💪💪💪 We’re on a mission to help one million people RISE by 2030 💪💪💪

📚📚📚 Reading Time: 2 minutes 📚📚📚

👂👂👂 Listen on podcast via www.myrise.co.uk/podcast 👂👂👂


If you’re a frustrated yo-yo dieter and gym disliker who would like to lose 20lbs in 8 weeks while developing lasting healthy habits without having to do boring exercise you hate and give up food you love, then email contact@myrise.co.uk with ‘RISE’ and we’ll send you the information for our online 20lbs weight loss challenges.


I was reading an article about the various COVID vaccines the other day.

And their success rates.

All in the fairly high double digits percentage it seems.

70 to 95% the various reports and studies suggest.

When the vaccines were first in development there was talk of 50% being the minimum effectiveness that would be considered viable.

So these numbers are, obviously, considered pretty good.

But, do you know what has a much higher success rate?

But is often maligned?


Body Mass Index.

Our weight in kilos divided by our height in metres squared.

Under 18.5 is considered underweight.

18.5 to 25 “healthy”.

25 to 30 “overweight”.

Over 30 “obese”.

Many people will tell you it’s rubbish.


It “doesn’t’ consider muscle mass”.

And that “It puts most bodybuilders and rugby players down as obese”.

I used to say the same.

When it seemed like that’s what all FitPros were saying and, therefore, so should I.
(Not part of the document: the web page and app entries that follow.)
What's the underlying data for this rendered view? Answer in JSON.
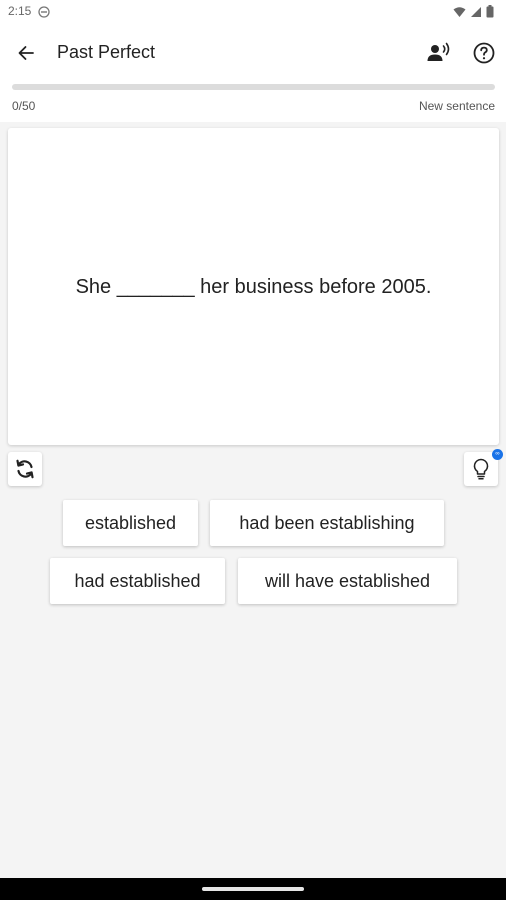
{
  "status_bar": {
    "time": "2:15",
    "dnd_icon": "do-not-disturb-icon",
    "wifi_icon": "wifi-icon",
    "signal_icon": "signal-icon",
    "battery_icon": "battery-icon"
  },
  "app_bar": {
    "back_icon": "arrow-left-icon",
    "title": "Past Perfect",
    "listen_icon": "voice-icon",
    "help_icon": "help-circle-icon"
  },
  "progress": {
    "count": "0/50",
    "fraction": 0.0,
    "new_sentence_label": "New sentence"
  },
  "sentence": {
    "text": "She _______ her business before 2005."
  },
  "controls": {
    "refresh_icon": "refresh-icon",
    "hint_icon": "lightbulb-icon",
    "hint_badge_text": "∞"
  },
  "options": [
    {
      "label": "established"
    },
    {
      "label": "had been establishing"
    },
    {
      "label": "had established"
    },
    {
      "label": "will have established"
    }
  ],
  "colors": {
    "accent": "#1a73e8",
    "background": "#f4f4f4",
    "card": "#ffffff"
  }
}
And, when my own BMI was over 25.

I’ve covered the “body builder / rugby player” explanation in depth before.

Body builders / rugby players are perhaps 1% of the population.

And only a proportion of them have an “obese” BMI.
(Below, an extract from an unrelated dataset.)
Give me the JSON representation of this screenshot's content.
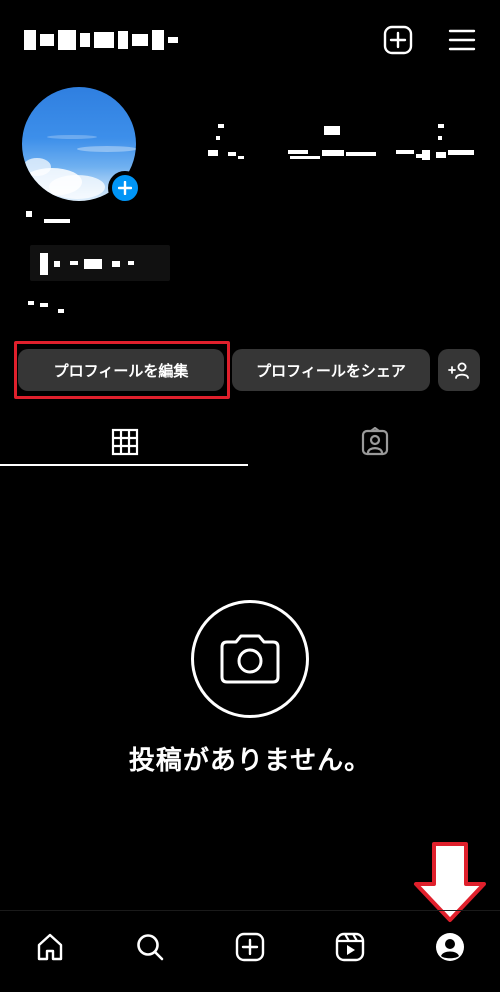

And only a proportion of them have a “non-obese” body fat percentage.

So, based on that, BMI works for 99.5+% of the population, surely?

It’s not the perfect tool, sure.

But it’s better than many will tell you.

It’s easy to look at the numbers and think “I could never get that light”.

But, every single person who’s ever been a member of RISE (we don’t attract body-builders) who has gotten down to what you might call a “slim” body fat level…………

Has ended up pretty much bang in the middle of that 18.5 to 25 BMI range.

Most surprised with how light they’ve ended up.

Realising they were carrying more body fat than they realised.

When I got really lean for my 40th, my BMI was 22.4.

It’s normally around 23.5 now.

And that’s with reasonable muscle levels.

I’d have to gain 3 stone 9lbs to get to an “obese” BMI.

Without the use of steroids (what bodybuilders take to get that big) I don’t see that happening without a fair proportion of it being body fat.

As always, we can do what we like.

Take the vaccine or not.

Have whatever BMI we like.

But knowing that BMI isn’t as inaccurate as many will tell us…………

And that if we have a high BMI, there is a very, very good chance we have body fat we could lose if we choose to…………..

Puts us in a better position for making those choices (and realising that they are choices) then dismissing it completely does.

Much love,

JCW Hall

Jon Hall
Jon Hall

When not helping people to transform their lives and bodies, Jon can usually be found either playing with his kids or taxi-ing them around. If you'd like to find out more about what we do at RISE then enter your details in the box to the right or bottom of this page or at myrise.co.uk - this is the same way every single one of the hundreds who've described this as "one of the best decisions I've ever made" took their first step.